Mount Carmel in the Holy Land & Carmelites

The Carmelites and Mount Carmel


The Carmelites are a group of religious of the Catholic Church. Their name derives from Mount Carmel, where their Order took its origin. Toward the end of the 12th century, many Crusaders settled on the western slopes of Mount Carmel, desirous of imitating Elijah the Prophet by living a hermit-like life in the caves of the mountain. Sometimes between 1206.1214, their Prior, St. Brocard, solicited a written rule of life from the Patriarch of Jerusalem, St. Albert. This act incorporated them into the diocese of Jerusalem and initiated the history of what was to become Carmelite Order. The hermits, who later took the name of Carmelites, then constructed a chapel for themselves in Wadi es-Siah (Mahane David), seven kilometers south of Haifa. Fr. Bagatti O.F.M. excavated the site, and the original chapel brought to light. In 1254, St. Louis conducted six Carmelites back with him from Mount Carmel to France, at the end of his first Crusade. From 1238. Onwards, the Carmelites began to found monasteries in Europe. Still, when St. John of Acre fell in 1291, they had to abandon the Holy Land. In 1631 the Venerable Fr. Prosper returned to Mount Carmel to restore the cradle of the Order in the name of the Discalced Carmelites. He built a small monastery on the point near the Lighthouse, where the Carmelites lived until 1767. They were then ordered by Daher El-Omar to quit the site and demolish their monastery.                                                                                 
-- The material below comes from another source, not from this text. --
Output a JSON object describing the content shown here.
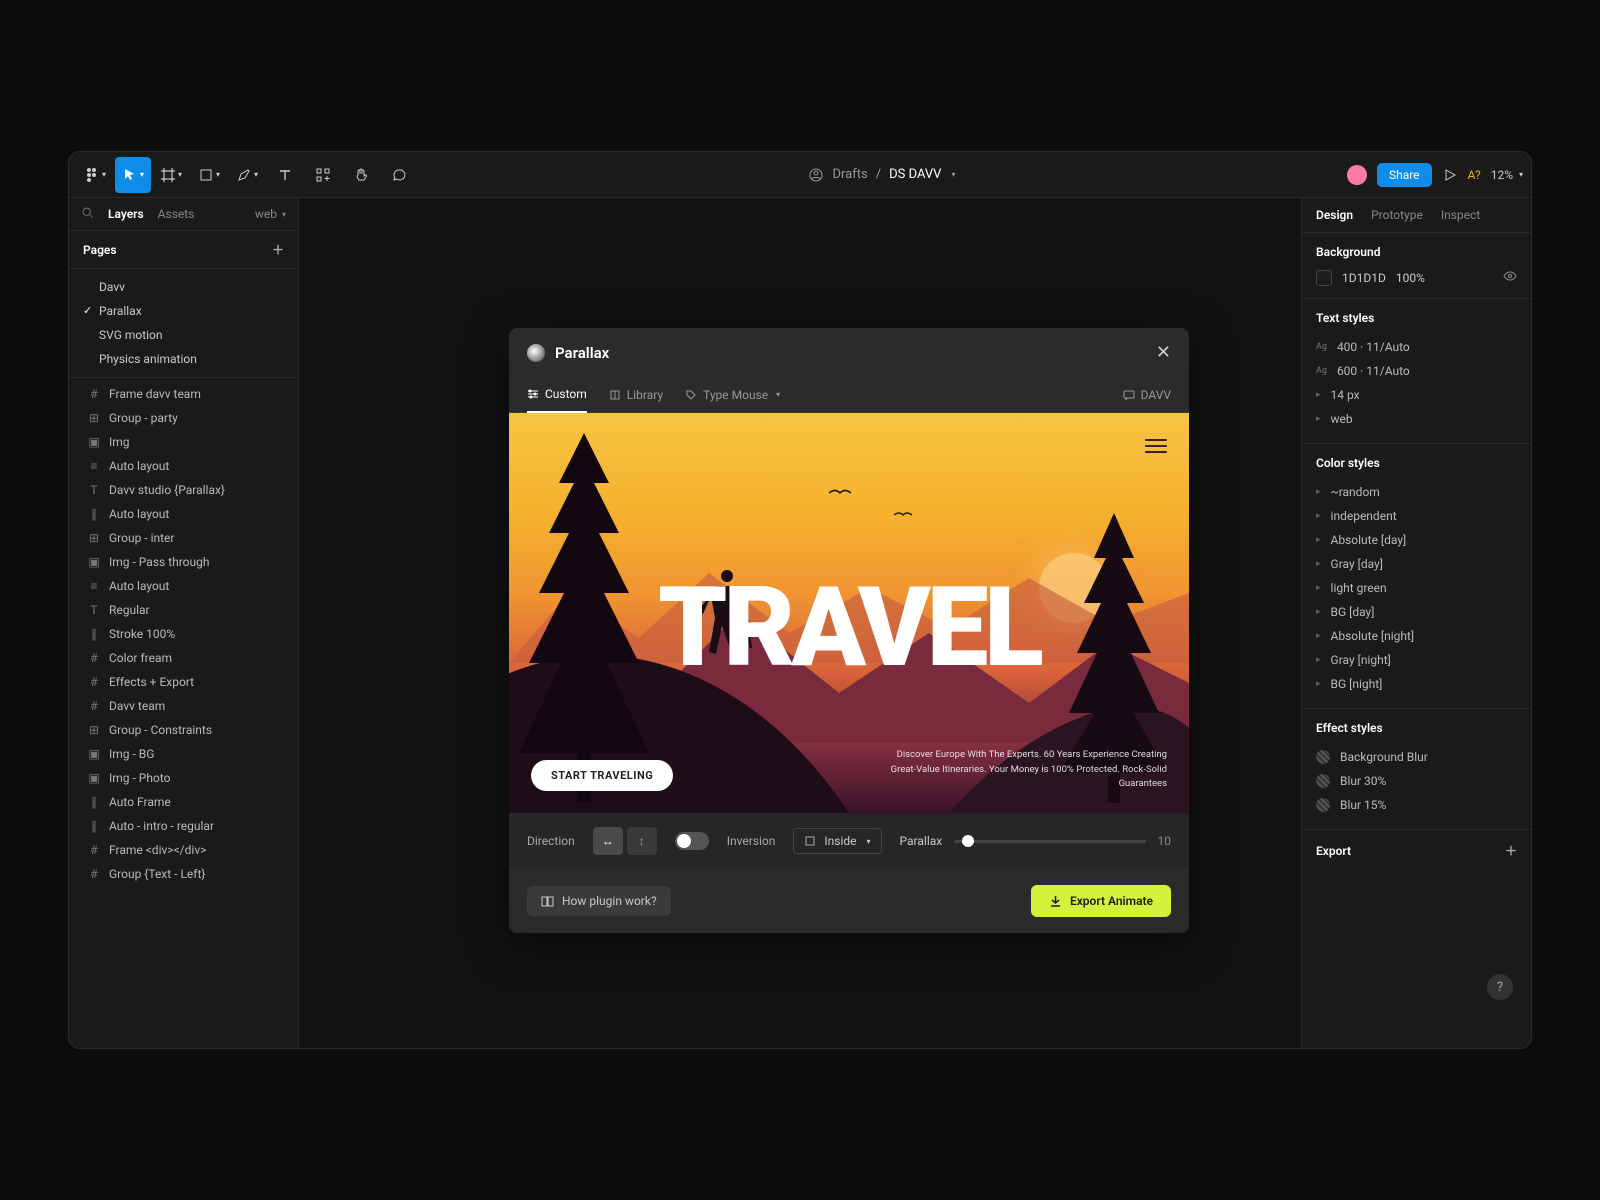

The Carmelites moved to the present site, where they constructed a large church and monastery over a cave in which Elijah was said to have lived. To do so, they cleared the location of the ruins of a medieval church known as "the Abbey of St. Margaret,"  and an ancient chapel, most likely from Byzantine times.                                                        

The campaign of Napoleon (1799) led to the new church of the Carmelites being severely damaged. Sick and wounded French soldiers had been placed in the monastery. When Napoleon retreated, they were massacred by the Turks and driven out. When they could return, they gave the dead and honorable burial in the garden and elevated over the tomb a monument to their memory in the form of a pyramid. The sailors of the "Chateau-Renaud" forged an iron cross that was placed on top of the pyramid. In 1821, Abdallah Pasha of Acre ordered the ruined church to be destroyed.                                                                                                

Brother Casini undertook to build a new church and monastery, which was opened in 1836. Three years later, Pope Gregory XVI bestowed on the new sanctuary the title of Minor Basilica. It now goes by the name of "Stella Maris."                                                                     

The head of the beautiful statue of Our Lady of Mount Carmel above the High Altar is the work of Caraventa of Genoa (1820). It was crowned in the Vatican, in the presence of Pope Pius VII, in 1823. About a hundred years later, a body was sculptured out of Cedar of Lebanon Wood and the statue blessed by Pope Pius XI before being sent back to the Holy Land.                             

The paintings in the dome made by Brother Luigi Poggi (1924-1928), the lay-brother of the monastery. They show Elijah elevated in his Chariot of Fire, King David playing his harp, the Saints of the Order, the Prophets Isaiah, Ezekiel, Daniel, and the Holy Family. Below them are depicted the four Evangelists. The base of the dome bears two texts from the Old Testament used in the Mass of Our Lady of Mount Carmel. The stained-glass windows portray Elijah in the desert and his Elevation in a fiery chariot.                                                                                      

After the First World War, the monastery was enlarged to the International College of Philosophy of the Order. It had to be closed down on account of the outbreak of hostilities in 1939. Today it houses an extension of the International College of Theology of The Carmelites in Rome. The old college has been transformed into a Pilgrim Hospice.

“The Sacrifice”

          The Carmelites have a small monastery at the place of Elijah’s Sacrifice, “El-Muhraqah,” about thirty kilometers from Haifa. There in the days of Ahab and Jezebel, Elijah erected an altar that invoked fire from heaven on the victims ( I Kings 17-19). The Kishon River, where the massacre of the prophets of Baal took place, flows near the mountain.                   

The Bible describes how, after the sacrifice. Elijah's servant saw a cloud from the top of the mountain, which brought rain and broke the prolonged drought. The Carmelites see in the cloud a symbol of the Blessed. Virgin Mary, whence arises their simultaneous devotion to Elijah and the Virgin.